THE RECORDS section start
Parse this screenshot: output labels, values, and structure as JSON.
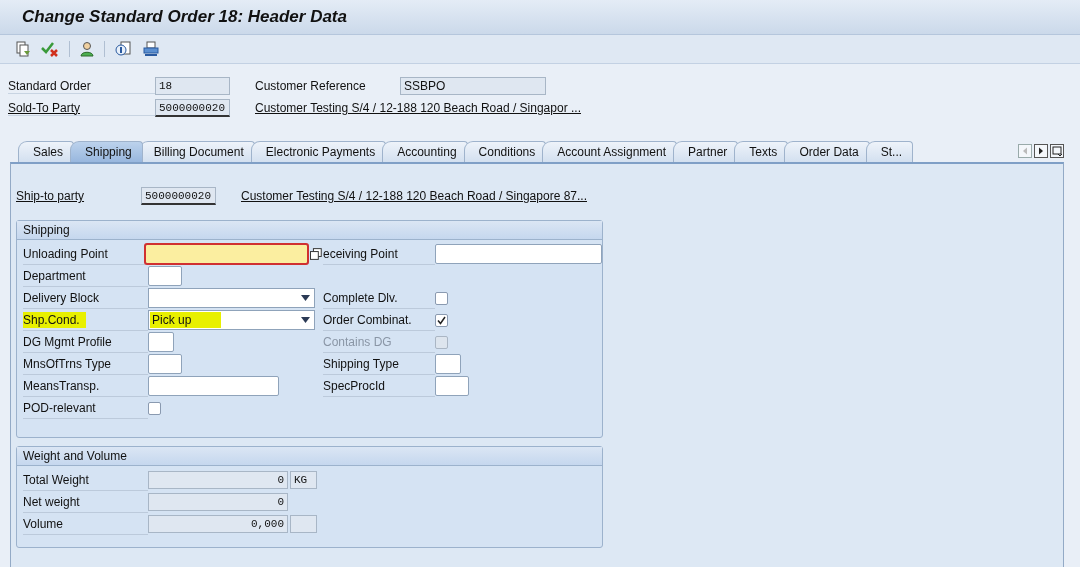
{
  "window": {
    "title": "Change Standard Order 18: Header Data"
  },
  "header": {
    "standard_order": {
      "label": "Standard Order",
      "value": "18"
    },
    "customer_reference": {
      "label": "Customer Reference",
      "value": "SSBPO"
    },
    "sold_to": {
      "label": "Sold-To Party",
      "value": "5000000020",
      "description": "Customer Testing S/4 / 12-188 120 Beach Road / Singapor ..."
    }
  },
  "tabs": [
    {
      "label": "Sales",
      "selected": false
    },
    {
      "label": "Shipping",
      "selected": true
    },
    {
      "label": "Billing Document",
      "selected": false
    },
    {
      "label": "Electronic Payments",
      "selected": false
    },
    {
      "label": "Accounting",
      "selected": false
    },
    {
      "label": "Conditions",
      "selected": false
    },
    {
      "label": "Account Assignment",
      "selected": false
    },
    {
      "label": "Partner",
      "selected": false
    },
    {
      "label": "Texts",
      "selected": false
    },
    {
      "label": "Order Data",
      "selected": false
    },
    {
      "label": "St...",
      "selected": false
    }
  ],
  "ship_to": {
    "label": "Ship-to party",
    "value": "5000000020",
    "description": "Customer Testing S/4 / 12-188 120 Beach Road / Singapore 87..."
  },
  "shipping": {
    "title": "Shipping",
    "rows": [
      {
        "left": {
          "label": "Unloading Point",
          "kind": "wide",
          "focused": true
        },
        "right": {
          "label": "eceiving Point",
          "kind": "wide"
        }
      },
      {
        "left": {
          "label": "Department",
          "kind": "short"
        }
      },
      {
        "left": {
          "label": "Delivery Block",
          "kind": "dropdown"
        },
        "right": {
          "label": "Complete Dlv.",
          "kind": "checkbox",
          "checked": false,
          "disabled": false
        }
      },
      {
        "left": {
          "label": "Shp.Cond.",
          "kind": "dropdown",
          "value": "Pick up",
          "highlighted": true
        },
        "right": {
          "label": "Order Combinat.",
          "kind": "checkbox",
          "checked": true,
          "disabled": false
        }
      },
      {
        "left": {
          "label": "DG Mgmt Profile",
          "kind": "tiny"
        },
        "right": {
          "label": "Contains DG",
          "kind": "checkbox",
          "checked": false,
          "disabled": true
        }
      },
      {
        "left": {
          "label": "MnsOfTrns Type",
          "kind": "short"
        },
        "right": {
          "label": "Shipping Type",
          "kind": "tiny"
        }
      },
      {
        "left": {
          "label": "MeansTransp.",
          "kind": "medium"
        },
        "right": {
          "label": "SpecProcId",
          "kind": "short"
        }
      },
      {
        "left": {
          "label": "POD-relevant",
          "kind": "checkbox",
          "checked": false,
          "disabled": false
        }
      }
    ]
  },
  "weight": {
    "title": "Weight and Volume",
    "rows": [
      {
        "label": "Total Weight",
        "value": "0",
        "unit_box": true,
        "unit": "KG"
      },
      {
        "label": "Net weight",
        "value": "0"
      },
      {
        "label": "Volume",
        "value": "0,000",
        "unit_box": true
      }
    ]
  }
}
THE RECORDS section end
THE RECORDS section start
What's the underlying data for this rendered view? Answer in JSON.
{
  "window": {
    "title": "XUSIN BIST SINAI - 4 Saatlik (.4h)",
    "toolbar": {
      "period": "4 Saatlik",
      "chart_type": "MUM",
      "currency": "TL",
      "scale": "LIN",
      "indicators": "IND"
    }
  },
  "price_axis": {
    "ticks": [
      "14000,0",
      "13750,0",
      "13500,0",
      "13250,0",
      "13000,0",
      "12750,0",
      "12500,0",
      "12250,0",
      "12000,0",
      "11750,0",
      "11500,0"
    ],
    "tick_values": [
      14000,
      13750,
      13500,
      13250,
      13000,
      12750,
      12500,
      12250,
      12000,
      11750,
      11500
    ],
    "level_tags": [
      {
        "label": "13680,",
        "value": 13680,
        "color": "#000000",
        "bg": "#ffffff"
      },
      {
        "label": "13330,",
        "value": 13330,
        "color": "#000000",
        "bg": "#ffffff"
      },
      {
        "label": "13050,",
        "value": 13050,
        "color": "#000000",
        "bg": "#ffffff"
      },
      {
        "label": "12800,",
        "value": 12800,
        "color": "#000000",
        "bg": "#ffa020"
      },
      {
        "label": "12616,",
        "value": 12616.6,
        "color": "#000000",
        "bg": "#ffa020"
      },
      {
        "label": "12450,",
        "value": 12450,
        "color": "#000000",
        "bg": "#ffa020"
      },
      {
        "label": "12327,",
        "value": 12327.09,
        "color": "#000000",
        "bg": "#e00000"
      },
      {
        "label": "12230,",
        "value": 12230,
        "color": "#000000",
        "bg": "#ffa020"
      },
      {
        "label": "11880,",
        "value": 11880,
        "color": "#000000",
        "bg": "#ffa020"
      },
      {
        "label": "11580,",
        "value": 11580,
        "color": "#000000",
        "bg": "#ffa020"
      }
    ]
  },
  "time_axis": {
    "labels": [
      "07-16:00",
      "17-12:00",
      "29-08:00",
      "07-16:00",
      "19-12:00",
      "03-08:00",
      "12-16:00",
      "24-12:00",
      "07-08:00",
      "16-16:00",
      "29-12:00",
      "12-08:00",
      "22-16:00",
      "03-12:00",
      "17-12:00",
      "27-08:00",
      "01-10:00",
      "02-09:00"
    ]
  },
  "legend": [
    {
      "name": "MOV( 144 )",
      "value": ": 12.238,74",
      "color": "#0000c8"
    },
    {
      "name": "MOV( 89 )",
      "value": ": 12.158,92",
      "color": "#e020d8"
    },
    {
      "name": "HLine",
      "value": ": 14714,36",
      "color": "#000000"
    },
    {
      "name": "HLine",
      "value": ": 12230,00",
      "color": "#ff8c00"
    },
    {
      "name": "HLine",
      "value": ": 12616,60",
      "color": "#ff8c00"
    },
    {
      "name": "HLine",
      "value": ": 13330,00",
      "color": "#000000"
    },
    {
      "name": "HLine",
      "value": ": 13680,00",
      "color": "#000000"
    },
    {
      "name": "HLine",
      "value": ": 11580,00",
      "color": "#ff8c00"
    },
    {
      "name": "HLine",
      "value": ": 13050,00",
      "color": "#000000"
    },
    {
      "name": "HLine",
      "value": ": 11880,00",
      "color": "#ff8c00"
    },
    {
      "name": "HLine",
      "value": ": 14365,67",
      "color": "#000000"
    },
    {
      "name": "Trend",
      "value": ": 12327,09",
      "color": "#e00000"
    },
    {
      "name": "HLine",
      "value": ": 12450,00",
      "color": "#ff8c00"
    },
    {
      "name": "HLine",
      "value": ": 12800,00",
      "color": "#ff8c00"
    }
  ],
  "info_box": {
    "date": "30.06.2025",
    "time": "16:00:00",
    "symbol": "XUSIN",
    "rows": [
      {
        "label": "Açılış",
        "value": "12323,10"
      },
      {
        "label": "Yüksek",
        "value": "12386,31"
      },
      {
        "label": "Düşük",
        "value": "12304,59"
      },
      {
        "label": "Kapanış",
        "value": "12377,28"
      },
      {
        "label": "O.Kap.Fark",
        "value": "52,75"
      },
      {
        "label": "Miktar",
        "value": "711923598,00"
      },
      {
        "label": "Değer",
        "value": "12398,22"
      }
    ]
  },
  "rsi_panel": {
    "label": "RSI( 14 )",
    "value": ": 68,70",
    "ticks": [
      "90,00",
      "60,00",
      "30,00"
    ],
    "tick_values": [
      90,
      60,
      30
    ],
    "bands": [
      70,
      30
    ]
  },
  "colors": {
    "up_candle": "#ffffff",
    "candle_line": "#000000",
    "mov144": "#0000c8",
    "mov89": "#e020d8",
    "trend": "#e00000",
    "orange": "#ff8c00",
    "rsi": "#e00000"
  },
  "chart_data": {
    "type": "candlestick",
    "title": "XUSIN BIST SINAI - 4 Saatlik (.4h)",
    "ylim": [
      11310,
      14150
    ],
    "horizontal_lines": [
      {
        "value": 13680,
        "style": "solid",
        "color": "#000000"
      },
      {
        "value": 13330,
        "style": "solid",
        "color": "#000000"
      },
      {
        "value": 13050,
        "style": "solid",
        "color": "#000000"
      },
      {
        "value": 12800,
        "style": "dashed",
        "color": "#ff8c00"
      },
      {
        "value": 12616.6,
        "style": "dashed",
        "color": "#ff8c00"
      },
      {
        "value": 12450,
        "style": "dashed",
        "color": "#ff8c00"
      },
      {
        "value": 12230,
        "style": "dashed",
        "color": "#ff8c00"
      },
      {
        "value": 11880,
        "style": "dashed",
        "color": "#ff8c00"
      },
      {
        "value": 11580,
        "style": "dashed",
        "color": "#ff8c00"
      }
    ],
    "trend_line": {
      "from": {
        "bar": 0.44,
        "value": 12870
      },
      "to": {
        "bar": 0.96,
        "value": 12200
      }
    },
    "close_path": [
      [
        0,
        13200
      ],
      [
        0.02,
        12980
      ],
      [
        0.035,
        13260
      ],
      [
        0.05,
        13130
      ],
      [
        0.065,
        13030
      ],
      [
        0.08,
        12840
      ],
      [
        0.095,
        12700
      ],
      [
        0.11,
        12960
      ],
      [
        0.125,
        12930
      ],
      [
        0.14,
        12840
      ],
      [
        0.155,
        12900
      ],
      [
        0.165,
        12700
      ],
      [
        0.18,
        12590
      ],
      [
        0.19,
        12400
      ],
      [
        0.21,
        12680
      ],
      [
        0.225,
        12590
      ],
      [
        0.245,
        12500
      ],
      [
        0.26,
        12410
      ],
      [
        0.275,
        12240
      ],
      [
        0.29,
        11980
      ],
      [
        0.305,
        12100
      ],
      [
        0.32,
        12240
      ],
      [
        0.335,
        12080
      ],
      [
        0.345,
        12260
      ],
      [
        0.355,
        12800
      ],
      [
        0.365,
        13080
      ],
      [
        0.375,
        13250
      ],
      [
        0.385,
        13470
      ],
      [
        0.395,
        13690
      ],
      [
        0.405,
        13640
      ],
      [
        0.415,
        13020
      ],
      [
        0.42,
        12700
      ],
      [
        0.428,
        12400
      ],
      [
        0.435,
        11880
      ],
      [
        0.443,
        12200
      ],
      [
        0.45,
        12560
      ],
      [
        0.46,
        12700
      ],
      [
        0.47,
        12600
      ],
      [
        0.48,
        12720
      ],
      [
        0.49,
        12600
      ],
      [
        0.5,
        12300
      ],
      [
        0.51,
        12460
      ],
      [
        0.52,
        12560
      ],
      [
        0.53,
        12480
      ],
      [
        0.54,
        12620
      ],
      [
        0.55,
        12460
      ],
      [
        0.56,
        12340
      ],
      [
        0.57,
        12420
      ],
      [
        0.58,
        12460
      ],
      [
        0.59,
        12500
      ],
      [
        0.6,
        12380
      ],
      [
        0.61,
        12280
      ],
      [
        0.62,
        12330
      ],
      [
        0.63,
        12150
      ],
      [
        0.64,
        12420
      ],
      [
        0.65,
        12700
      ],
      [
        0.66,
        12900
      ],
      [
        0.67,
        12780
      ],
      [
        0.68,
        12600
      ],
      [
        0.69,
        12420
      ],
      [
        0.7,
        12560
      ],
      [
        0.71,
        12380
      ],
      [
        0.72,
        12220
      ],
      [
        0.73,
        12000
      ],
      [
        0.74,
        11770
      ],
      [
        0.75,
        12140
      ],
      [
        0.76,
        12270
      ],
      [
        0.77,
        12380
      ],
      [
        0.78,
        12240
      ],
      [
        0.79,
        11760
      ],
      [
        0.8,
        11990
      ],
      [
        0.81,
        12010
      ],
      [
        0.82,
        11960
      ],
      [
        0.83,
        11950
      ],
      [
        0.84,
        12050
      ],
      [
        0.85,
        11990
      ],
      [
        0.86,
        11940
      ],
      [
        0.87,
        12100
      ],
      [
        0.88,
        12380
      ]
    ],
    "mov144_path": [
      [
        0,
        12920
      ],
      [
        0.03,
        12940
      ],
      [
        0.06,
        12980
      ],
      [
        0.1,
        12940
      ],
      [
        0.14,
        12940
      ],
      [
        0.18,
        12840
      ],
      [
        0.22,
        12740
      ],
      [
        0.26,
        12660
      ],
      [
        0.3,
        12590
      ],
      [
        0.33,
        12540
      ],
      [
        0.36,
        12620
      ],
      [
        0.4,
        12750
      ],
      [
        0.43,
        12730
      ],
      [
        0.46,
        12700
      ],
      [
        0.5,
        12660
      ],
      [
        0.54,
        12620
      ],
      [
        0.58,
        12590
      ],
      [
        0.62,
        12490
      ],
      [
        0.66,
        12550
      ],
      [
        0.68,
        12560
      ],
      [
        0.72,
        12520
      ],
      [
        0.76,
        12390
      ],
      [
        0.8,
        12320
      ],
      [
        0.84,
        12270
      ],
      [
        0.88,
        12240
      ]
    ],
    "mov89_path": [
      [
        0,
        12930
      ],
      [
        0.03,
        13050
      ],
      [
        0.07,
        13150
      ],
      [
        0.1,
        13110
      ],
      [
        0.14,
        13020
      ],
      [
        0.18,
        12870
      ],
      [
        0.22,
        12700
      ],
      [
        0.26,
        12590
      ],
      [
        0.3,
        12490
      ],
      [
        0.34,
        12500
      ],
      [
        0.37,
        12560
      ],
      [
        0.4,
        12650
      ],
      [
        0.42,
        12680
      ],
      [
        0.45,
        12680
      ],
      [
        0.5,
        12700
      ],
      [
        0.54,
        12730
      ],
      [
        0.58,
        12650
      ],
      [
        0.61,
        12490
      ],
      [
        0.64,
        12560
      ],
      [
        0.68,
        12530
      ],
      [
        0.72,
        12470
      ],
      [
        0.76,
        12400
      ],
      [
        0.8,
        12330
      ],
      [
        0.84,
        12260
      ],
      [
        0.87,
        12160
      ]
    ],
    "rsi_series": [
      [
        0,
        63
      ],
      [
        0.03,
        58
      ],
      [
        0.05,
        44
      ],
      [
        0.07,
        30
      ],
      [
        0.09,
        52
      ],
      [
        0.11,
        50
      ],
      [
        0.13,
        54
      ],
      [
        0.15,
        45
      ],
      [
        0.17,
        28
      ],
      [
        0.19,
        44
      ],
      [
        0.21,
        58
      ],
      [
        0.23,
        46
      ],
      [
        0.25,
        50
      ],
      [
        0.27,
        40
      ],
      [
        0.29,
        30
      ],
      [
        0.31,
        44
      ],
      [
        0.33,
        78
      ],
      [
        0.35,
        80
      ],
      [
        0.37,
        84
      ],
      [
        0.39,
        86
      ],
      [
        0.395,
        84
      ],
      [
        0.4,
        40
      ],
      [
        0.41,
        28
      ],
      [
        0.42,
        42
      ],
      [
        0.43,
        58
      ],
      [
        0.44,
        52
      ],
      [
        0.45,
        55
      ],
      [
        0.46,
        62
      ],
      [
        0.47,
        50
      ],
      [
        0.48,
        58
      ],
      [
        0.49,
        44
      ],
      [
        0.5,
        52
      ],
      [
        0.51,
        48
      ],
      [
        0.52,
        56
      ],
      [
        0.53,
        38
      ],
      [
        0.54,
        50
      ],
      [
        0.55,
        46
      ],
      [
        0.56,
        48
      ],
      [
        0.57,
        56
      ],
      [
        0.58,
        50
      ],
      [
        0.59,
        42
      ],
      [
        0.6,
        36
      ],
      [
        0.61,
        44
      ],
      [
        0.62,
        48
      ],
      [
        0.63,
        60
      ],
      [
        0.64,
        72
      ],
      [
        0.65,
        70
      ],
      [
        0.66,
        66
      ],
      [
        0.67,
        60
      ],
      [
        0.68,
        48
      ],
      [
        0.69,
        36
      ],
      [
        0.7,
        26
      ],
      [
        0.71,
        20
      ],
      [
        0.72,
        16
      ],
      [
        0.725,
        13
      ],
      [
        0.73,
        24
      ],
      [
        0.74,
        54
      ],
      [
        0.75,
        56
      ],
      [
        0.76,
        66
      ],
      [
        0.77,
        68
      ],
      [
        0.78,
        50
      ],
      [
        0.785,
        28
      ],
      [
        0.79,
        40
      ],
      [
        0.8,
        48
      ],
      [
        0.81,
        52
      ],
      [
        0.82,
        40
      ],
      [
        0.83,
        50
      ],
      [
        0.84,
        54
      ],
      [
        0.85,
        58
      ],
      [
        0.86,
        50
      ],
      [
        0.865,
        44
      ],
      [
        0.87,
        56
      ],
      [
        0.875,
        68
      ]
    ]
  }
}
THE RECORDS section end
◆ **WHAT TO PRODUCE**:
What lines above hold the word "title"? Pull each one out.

◆ **REPLY TO THE EXERCISE**:
    "title": "Change Standard Order 18: Header Data"
    "title": "Shipping",
    "title": "Weight and Volume",
    "title": "XUSIN BIST SINAI - 4 Saatlik (.4h)",
    "title": "XUSIN BIST SINAI - 4 Saatlik (.4h)",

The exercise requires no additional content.